Trump never signed the executive order. But it would’ve directed the Secretary of Defense to “seize, collect, retain and analyze all machines, equipment, electronically stored information, and material records” related to Trump’s false claims of an international vote-rigging conspiracy to deprive him of a second term in the White House, according to the draft.
It is unclear who wrote the draft order, which is full of legal language asserting presidential powers to seize the election equipment and conspiracy theories about the 2020 election.
The draft also said the defense secretary could identify National Guard units to be federalized to help the effort. Any operation for the military or federal agents to seize voting equipment for political purposes would’ve been unprecedented in US history, and tantamount to a coup.
The order would have appointed a special counsel to investigate the 2020 election and “institute all criminal and civil proceedings as appropriate based on the evidence collected.”
The draft appears to be one of the documents that Trump fought to block from the January 6 select committee, which is investigating his attempts to subvert the 2020 election.
Addressing the Politico reporting, Rep. Elaine Luria, a Democrat from Virginia and a member of the House committee, told CNN’s Wolf Blitzer that “it’s incredibly concerning if this is in fact a verifiable document.”
“We got 700 pages today,” Luria said Friday of Trump White House documents
provided to the committee by the National Archives. “I know that there’s been some reporting out there from various sources, so we’re still going through those documents, but, having seen the reporting myself, it’s incredibly concerning if this is in fact a verifiable document that was drafted by somebody in the President’s inner circle.”
“We are looking at this very close, still determining if that reporting is accurate, but it is certainly very concerning.”

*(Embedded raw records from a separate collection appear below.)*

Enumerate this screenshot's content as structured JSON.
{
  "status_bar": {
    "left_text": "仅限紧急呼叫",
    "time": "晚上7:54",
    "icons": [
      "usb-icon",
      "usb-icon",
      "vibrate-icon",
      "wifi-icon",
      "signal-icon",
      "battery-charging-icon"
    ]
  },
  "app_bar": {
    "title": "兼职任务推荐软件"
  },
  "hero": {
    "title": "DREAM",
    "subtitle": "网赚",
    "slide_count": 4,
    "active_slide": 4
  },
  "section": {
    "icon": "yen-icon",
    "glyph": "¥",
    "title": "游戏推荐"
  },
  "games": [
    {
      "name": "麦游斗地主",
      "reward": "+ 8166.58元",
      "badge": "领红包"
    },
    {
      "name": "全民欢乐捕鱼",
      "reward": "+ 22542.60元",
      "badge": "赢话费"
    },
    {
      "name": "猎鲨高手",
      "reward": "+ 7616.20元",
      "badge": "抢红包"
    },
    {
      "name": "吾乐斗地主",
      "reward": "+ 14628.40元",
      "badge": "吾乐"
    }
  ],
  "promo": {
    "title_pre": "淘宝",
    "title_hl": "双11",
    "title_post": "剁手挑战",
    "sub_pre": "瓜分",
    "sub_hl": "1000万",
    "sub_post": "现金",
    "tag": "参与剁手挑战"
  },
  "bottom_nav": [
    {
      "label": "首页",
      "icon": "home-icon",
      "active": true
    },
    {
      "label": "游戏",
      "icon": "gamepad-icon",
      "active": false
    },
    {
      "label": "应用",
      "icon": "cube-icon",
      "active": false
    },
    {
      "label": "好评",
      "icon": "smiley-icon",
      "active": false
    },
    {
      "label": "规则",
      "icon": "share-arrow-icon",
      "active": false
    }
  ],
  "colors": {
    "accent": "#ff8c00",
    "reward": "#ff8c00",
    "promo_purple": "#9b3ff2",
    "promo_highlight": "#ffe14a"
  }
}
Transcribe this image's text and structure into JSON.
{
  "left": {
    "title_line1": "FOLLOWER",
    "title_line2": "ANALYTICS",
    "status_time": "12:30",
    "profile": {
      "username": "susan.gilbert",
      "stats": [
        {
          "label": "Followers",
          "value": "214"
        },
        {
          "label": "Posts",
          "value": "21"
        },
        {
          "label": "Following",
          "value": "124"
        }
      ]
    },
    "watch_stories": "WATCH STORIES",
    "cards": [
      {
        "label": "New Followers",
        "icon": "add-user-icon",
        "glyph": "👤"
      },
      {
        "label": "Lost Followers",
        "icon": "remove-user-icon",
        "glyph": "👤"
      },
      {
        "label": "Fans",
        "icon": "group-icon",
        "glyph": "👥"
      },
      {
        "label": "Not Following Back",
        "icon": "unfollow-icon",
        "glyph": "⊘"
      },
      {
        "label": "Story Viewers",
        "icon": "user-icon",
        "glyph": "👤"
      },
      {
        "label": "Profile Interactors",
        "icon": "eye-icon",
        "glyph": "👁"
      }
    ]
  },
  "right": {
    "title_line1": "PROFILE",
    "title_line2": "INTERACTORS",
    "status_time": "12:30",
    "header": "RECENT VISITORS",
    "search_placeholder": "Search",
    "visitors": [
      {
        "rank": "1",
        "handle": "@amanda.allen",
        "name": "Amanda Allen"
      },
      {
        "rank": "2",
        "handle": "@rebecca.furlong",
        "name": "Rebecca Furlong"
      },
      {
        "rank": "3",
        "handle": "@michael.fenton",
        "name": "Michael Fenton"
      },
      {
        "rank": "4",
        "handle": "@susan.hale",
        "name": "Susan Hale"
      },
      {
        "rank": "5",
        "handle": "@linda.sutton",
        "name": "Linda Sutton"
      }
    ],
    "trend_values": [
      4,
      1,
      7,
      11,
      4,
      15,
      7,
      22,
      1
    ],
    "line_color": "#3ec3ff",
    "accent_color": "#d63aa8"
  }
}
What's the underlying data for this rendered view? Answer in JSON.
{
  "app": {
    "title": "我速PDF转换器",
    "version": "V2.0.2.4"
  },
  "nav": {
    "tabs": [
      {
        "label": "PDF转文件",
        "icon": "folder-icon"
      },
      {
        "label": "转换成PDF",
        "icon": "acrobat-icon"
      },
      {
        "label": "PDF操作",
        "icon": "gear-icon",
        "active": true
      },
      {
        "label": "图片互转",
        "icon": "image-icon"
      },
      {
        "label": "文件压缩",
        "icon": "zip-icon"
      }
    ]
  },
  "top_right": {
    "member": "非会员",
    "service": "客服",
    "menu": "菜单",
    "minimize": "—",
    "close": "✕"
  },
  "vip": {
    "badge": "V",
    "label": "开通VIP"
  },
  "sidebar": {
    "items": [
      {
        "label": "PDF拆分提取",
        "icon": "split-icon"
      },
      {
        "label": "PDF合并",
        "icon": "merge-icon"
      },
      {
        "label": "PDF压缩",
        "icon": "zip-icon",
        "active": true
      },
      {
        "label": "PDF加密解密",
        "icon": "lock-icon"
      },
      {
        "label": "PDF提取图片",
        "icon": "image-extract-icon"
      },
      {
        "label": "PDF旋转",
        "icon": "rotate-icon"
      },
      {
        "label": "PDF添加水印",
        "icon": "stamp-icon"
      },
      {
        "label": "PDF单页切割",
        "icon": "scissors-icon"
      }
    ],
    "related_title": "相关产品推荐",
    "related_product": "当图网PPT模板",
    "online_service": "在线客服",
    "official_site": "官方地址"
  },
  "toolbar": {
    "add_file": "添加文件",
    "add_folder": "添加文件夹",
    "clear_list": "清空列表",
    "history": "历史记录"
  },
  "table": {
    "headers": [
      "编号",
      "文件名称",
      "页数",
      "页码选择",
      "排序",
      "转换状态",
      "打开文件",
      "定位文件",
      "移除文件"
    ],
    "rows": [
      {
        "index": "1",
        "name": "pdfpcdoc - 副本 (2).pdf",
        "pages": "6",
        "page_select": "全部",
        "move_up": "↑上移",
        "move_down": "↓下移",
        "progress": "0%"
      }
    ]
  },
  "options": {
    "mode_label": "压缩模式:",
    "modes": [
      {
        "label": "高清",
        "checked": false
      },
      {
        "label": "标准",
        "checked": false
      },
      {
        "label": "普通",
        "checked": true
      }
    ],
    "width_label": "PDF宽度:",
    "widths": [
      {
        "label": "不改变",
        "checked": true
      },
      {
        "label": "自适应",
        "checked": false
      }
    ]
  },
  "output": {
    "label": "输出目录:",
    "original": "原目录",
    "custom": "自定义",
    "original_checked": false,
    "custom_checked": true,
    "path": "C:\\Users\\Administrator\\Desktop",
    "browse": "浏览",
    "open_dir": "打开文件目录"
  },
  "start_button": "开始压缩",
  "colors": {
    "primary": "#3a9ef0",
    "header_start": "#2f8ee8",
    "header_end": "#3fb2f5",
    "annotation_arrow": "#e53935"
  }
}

In a court filing last year, the National Archives said that Trump had asserted executive privilege over “a draft Executive Order on the topic of election integrity” which was four pages long.
One source who was interviewed by the January 6 committee told CNN they were asked about the existence of a draft memo that outlined plans to seize voting machines. But the source couldn’t confirm that that the questions were specifically about the draft published by Politico.
A spokesperson for the committee declined to comment.
CNN has not been able to independently verify the documents.
The draft executive order was dated December 16, 2020, according to the document published by Politico. That was two days after the Electoral College met in state capitals to formalize President Joe Biden’s victory, dealing a huge blow to Trump’s attempts to overturn the election.
The idea was originally floated at a highly controversial December 2020 White House meeting, which included talk of declaring martial law, appointing a special counsel to hunt for voter fraud and ordering federal agents to seize election equipment, according to previous CNN reporting
These extreme ideas were promoted by former Trump adviser Michael Flynn and his right-wing lawyer, Sidney Powell. CNN also reported that Trump’s then-attorney Rudy Giuliani asked a senior official from the Department of Homeland Security if the department could seize voting equipment in certain states so that they could be examined for evidence of widespread fraud.
CNN previously reported that some White House lawyers and top officials, including Trump’s chief of staff Mark Meadows, strongly argued against the Flynn-backed idea to declare a state of emergency so that the federal government could seize voting equipment in key states.
The January 6 committee has subpoenaed Giuliani, Flynn and Powell — three stalwart Trump allies who led a disinformation campaign
about the 2020 election and accused voting machine companies of participating in a global conspiracy to switch ballots from Biden to Trump. Many of their debunked theories were mentioned in the draft executive order, according to Politico.
In subpoena letters to Giuliani and Powell, the committee cited witness testimony and news reports alleging that they “urged President Trump to direct the seizure of voting machines around the country after being told that the Department of Homeland Security had no lawful authority to do so,” CNN reported. They broadly deny wrongdoing related to the 2020 election.